* Description of the task *
From the entries below, extract every line that includes the word "ProgramData".

* Data to use *
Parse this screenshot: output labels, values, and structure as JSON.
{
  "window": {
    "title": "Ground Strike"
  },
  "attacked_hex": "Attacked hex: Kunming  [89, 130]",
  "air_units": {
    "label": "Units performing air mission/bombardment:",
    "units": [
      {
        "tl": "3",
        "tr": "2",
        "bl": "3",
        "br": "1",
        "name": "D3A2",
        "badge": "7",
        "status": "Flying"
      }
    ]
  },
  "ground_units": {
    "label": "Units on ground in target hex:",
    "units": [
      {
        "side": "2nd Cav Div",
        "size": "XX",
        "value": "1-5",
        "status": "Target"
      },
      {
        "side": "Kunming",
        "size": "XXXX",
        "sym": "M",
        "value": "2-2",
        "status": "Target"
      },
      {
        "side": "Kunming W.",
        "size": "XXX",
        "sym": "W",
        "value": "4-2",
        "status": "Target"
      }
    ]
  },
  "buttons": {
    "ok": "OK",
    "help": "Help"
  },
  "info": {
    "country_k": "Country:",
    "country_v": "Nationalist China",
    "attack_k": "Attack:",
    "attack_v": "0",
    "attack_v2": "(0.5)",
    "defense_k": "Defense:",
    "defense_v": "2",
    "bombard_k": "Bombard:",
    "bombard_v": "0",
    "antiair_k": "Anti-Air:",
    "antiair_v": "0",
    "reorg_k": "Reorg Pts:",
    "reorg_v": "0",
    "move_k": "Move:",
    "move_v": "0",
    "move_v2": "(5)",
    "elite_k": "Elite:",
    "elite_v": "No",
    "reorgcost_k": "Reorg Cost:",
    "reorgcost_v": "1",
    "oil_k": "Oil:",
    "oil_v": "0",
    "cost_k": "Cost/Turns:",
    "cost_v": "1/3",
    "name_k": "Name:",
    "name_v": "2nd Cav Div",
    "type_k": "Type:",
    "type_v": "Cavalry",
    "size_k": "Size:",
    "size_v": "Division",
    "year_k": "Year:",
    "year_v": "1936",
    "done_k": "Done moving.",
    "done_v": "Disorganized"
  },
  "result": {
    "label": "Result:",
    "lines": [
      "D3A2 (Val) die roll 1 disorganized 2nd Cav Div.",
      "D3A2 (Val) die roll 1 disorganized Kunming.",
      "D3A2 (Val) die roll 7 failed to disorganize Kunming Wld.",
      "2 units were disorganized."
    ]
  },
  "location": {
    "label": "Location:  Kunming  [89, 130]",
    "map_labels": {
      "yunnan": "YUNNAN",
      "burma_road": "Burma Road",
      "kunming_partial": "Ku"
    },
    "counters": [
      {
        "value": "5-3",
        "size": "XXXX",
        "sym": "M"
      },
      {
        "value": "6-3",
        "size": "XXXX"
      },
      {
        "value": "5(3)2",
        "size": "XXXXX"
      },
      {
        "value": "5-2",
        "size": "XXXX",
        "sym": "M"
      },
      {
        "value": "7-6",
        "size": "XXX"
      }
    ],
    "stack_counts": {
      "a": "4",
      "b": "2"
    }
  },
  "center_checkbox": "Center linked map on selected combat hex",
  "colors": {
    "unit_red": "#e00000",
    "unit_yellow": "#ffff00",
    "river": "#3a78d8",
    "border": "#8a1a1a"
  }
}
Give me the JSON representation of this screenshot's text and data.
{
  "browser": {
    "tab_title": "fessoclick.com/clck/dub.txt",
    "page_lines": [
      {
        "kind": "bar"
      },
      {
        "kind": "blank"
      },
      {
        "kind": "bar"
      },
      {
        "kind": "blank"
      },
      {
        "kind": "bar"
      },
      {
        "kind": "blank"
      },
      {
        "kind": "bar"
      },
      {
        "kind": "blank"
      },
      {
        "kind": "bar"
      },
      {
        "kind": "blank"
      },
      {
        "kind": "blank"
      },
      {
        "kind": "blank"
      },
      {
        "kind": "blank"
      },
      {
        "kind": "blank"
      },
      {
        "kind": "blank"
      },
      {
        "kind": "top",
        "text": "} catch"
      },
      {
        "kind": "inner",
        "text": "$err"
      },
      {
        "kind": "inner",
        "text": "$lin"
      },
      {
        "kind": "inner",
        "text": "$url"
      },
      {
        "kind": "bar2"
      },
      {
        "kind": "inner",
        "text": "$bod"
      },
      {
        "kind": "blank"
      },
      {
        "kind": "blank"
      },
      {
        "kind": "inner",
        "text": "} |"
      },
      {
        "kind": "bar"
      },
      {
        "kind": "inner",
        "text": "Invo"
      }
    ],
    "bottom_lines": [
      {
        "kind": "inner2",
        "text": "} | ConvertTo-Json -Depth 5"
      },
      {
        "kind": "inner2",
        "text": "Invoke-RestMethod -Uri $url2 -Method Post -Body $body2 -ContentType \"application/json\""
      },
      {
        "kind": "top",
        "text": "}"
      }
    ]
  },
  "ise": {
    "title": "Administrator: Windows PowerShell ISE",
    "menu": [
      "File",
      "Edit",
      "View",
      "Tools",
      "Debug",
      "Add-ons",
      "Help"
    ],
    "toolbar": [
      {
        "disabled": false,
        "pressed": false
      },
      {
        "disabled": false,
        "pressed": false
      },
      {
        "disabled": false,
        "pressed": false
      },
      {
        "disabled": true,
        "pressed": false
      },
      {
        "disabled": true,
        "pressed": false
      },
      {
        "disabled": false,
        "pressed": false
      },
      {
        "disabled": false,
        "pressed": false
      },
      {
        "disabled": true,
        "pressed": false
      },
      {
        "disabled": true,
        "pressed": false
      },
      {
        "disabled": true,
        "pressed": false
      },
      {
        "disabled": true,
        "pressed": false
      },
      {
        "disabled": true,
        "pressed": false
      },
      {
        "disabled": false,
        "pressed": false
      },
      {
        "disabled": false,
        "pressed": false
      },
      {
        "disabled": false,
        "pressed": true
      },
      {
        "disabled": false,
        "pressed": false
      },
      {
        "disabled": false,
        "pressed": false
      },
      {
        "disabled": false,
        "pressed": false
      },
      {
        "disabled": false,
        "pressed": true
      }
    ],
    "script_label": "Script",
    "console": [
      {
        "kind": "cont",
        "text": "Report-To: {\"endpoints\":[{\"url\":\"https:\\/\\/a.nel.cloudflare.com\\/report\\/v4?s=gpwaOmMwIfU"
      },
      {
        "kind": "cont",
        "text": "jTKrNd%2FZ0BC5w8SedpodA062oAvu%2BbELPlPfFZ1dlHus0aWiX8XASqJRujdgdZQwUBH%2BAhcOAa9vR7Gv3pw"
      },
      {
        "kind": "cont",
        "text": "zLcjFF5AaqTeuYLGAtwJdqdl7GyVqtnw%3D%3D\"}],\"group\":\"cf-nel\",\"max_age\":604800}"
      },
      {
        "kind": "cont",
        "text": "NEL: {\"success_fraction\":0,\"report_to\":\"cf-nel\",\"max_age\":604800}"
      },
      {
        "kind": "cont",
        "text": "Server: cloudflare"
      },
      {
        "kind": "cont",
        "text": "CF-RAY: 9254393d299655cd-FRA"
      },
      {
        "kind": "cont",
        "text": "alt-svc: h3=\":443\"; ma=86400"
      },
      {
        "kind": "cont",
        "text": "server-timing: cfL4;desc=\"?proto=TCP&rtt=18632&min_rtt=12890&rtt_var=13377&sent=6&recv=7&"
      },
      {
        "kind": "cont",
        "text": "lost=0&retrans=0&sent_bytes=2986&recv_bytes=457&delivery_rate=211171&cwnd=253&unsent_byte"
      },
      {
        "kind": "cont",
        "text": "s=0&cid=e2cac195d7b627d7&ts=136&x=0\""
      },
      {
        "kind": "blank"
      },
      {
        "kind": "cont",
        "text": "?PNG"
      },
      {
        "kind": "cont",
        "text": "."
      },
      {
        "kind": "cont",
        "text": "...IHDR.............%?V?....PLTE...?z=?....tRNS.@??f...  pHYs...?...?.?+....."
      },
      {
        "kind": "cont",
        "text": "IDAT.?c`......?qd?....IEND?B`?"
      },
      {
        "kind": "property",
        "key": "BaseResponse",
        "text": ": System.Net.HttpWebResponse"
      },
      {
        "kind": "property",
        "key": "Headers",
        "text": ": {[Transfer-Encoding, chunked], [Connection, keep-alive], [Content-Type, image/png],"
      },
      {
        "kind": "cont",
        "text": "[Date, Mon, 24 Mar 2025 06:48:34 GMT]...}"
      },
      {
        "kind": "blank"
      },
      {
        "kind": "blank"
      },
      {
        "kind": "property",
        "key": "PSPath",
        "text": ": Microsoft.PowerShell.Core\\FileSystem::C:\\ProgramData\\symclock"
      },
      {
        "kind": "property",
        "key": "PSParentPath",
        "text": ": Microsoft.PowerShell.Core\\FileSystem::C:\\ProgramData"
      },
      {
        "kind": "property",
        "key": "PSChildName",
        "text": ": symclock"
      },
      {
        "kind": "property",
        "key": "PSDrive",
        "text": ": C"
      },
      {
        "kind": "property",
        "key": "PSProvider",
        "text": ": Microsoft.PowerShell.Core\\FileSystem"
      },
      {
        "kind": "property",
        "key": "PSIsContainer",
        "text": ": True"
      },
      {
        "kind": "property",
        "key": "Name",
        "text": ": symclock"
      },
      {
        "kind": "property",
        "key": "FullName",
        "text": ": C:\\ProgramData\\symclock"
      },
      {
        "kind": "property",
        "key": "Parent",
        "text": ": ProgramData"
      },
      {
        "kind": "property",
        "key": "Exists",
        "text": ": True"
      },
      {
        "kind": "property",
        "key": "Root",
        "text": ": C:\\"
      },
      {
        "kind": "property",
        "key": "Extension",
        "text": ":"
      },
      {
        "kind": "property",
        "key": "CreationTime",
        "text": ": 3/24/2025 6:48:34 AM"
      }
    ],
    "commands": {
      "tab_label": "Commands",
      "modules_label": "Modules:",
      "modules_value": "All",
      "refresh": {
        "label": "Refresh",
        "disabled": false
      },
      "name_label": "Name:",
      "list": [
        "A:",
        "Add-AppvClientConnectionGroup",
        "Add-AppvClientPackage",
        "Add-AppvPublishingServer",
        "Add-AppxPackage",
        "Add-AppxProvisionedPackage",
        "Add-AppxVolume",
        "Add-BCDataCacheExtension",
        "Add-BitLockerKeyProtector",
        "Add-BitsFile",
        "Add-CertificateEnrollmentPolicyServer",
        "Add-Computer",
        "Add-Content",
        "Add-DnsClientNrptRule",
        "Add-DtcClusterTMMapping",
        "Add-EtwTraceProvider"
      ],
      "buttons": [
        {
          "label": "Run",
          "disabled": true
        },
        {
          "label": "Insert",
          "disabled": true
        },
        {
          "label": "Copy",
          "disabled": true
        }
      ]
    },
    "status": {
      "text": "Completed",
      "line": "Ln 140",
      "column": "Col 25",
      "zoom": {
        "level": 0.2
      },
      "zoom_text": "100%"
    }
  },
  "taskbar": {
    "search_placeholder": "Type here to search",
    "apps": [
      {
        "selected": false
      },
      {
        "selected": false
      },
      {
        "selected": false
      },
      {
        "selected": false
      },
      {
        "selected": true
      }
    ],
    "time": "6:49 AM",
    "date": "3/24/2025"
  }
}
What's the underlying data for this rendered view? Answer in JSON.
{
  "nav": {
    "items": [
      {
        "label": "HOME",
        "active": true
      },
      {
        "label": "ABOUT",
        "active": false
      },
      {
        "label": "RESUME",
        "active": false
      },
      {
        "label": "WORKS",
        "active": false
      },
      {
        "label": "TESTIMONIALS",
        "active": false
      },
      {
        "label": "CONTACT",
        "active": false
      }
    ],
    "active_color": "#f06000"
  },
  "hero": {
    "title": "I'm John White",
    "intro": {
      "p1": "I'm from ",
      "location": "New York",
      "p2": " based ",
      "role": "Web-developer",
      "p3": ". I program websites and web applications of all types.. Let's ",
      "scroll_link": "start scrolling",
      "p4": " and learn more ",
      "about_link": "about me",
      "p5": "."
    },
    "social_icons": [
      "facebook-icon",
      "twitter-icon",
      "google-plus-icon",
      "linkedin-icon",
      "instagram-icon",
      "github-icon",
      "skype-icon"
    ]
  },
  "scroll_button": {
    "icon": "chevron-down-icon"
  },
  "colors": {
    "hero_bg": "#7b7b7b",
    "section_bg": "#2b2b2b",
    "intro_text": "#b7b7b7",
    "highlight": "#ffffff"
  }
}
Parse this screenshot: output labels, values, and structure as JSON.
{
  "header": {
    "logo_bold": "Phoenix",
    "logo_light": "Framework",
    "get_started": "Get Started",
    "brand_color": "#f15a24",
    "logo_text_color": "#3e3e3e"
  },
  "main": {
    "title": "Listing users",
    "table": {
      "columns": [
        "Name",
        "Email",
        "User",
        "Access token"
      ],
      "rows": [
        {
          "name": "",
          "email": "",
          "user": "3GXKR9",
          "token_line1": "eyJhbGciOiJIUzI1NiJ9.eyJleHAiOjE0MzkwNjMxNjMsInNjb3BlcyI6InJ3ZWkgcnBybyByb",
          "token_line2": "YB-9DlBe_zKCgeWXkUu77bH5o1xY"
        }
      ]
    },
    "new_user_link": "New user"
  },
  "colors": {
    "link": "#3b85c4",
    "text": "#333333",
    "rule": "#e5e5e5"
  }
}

* Problem solution *
        "text": ": Microsoft.PowerShell.Core\\FileSystem::C:\\ProgramData\\symclock"
        "text": ": Microsoft.PowerShell.Core\\FileSystem::C:\\ProgramData"
        "text": ": C:\\ProgramData\\symclock"
        "text": ": ProgramData"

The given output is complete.